Aims/hypothesis: The aim of this study was to identify the health care costs of diabetic patients in Germany in 2001, focusing on the influence of age, sex, and type of treatment.
Subjects and methods: Annual direct costs of medical care and indirect costs of inability to work and early retirement in diabetic subjects were compared with costs of age- and sex-matched non-diabetic control subjects. The analysis was based on routine health care data from a random sample (18.75%) taken from a database of 1.9 million insured persons. Incremental differences in medical and national expenditure between subjects with and without diabetes were calculated.
Results: Annual direct mean costs per diabetic patient were 5,262 Euro, and indirect costs were 5,019 Euro. In the control group, mean direct and indirect costs were 2,755 Euro and 3,691 Euro, respectively. Analysis of cost components revealed that the high costs associated with the care of diabetic patients could be largely attributed to inpatient care and overall medication costs. Hypoglycaemic drugs amounted to only one-quarter of the medication costs. The total health care costs were correlated with the type of treatment. Direct excess costs increased with increasing age in insulin-treated patients, but were unaffected by age in patients receiving other types of treatment.
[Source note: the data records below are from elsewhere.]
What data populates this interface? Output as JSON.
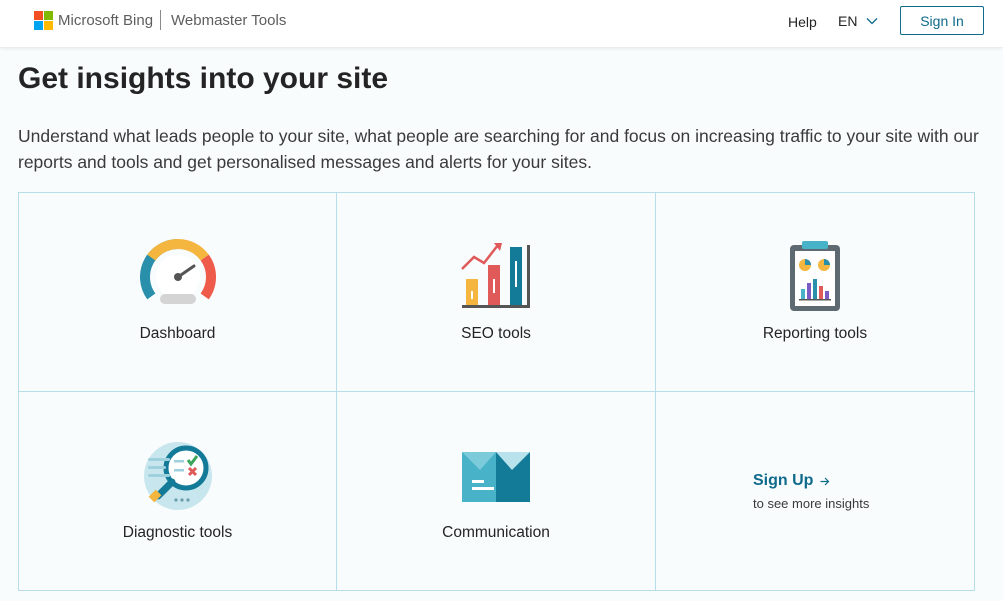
{
  "header": {
    "brand": "Microsoft Bing",
    "product": "Webmaster Tools",
    "help": "Help",
    "language": "EN",
    "sign_in": "Sign In"
  },
  "main": {
    "title": "Get insights into your site",
    "intro": "Understand what leads people to your site, what people are searching for and focus on increasing traffic to your site with our reports and tools and get personalised messages and alerts for your sites.",
    "tiles": [
      {
        "label": "Dashboard",
        "icon": "dashboard-gauge-icon"
      },
      {
        "label": "SEO tools",
        "icon": "seo-bar-chart-icon"
      },
      {
        "label": "Reporting tools",
        "icon": "clipboard-report-icon"
      },
      {
        "label": "Diagnostic tools",
        "icon": "magnifier-checklist-icon"
      },
      {
        "label": "Communication",
        "icon": "envelope-icon"
      }
    ],
    "signup": {
      "link": "Sign Up",
      "subtitle": "to see more insights"
    }
  },
  "colors": {
    "accent": "#0f6a8b",
    "tile_border": "#b7dde8",
    "background": "#f8fcfd"
  }
}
Conclusions/interpretation: The Costs of Diabetes Mellitus (CoDiM) study is the first comprehensive study to provide estimates of costs associated with diabetes care in Germany. Direct costs of diabetic patients account for 14.2% of total health care costs, which includes the proportion that specifically accounts for diabetes-related costs (6.8%).